[WHAT YOU SHOULD DO] Copy out, from the entries below, each line that holds the string "count".
>>>
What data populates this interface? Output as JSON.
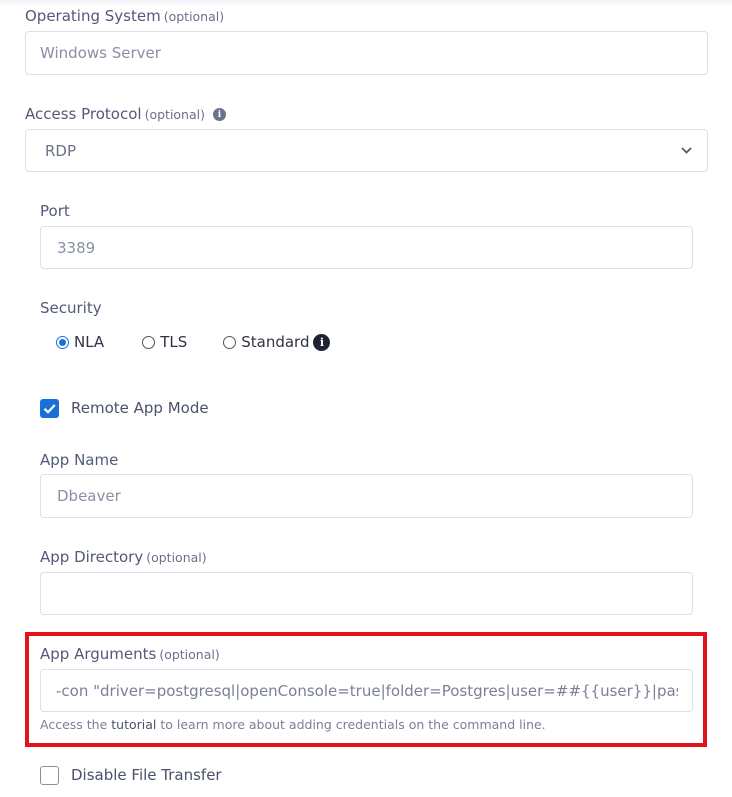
{
  "operating_system": {
    "label": "Operating System",
    "optional": "(optional)",
    "value": "Windows Server"
  },
  "access_protocol": {
    "label": "Access Protocol",
    "optional": "(optional)",
    "selected": "RDP",
    "icon": "info-icon"
  },
  "port": {
    "label": "Port",
    "value": "3389"
  },
  "security": {
    "label": "Security",
    "options": [
      {
        "label": "NLA",
        "checked": true
      },
      {
        "label": "TLS",
        "checked": false
      },
      {
        "label": "Standard",
        "checked": false
      }
    ],
    "icon": "info-icon"
  },
  "remote_app_mode": {
    "label": "Remote App Mode",
    "checked": true
  },
  "app_name": {
    "label": "App Name",
    "value": "Dbeaver"
  },
  "app_directory": {
    "label": "App Directory",
    "optional": "(optional)",
    "value": ""
  },
  "app_arguments": {
    "label": "App Arguments",
    "optional": "(optional)",
    "value": "-con \"driver=postgresql|openConsole=true|folder=Postgres|user=##{{user}}|password",
    "help_prefix": "Access the",
    "help_link": "tutorial",
    "help_suffix": "to learn more about adding credentials on the command line."
  },
  "disable_file_transfer": {
    "label": "Disable File Transfer",
    "checked": false
  },
  "colors": {
    "accent": "#1b6fd9",
    "highlight_border": "#e1131b"
  }
}
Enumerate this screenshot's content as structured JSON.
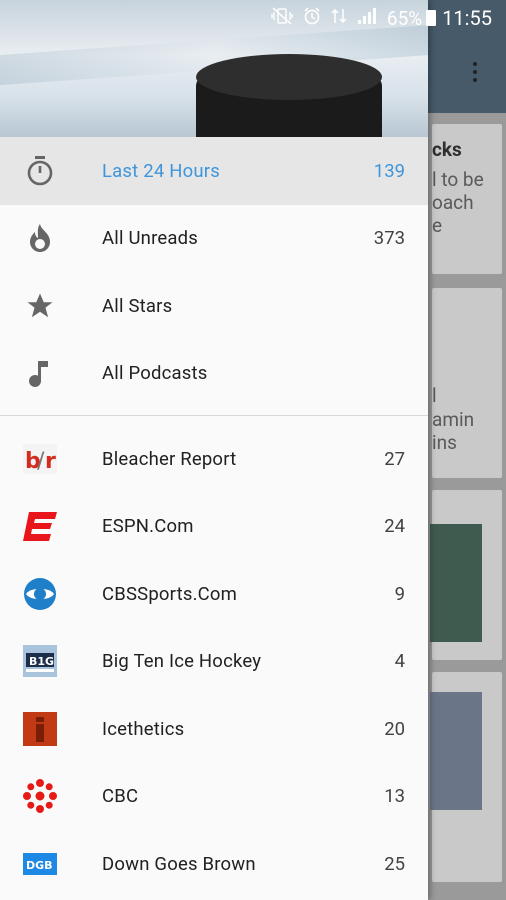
{
  "status_bar": {
    "battery": "65%",
    "time": "11:55"
  },
  "background_app": {
    "card_text_lines": [
      "cks",
      "l to be",
      "oach",
      "e",
      "l",
      "amin",
      "ins"
    ]
  },
  "drawer": {
    "smart_feeds": [
      {
        "label": "Last 24 Hours",
        "count": "139",
        "icon": "stopwatch-icon",
        "active": true
      },
      {
        "label": "All Unreads",
        "count": "373",
        "icon": "flame-icon"
      },
      {
        "label": "All Stars",
        "count": "",
        "icon": "star-icon"
      },
      {
        "label": "All Podcasts",
        "count": "",
        "icon": "music-note-icon"
      }
    ],
    "feeds": [
      {
        "label": "Bleacher Report",
        "count": "27",
        "icon": "bleacher-report-logo"
      },
      {
        "label": "ESPN.Com",
        "count": "24",
        "icon": "espn-logo"
      },
      {
        "label": "CBSSports.Com",
        "count": "9",
        "icon": "cbs-eye-logo"
      },
      {
        "label": "Big Ten Ice Hockey",
        "count": "4",
        "icon": "big-ten-logo"
      },
      {
        "label": "Icethetics",
        "count": "20",
        "icon": "icethetics-logo"
      },
      {
        "label": "CBC",
        "count": "13",
        "icon": "cbc-logo"
      },
      {
        "label": "Down Goes Brown",
        "count": "25",
        "icon": "dgb-logo"
      }
    ]
  },
  "colors": {
    "accent": "#3f95dc",
    "active_row": "#e6e6e6"
  }
}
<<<
[RESPONSE TO THIS EXERCISE]
        "count": "139",
        "count": "373",
        "count": "",
        "count": "",
        "count": "27",
        "count": "24",
        "count": "9",
        "count": "4",
        "count": "20",
        "count": "13",
        "count": "25",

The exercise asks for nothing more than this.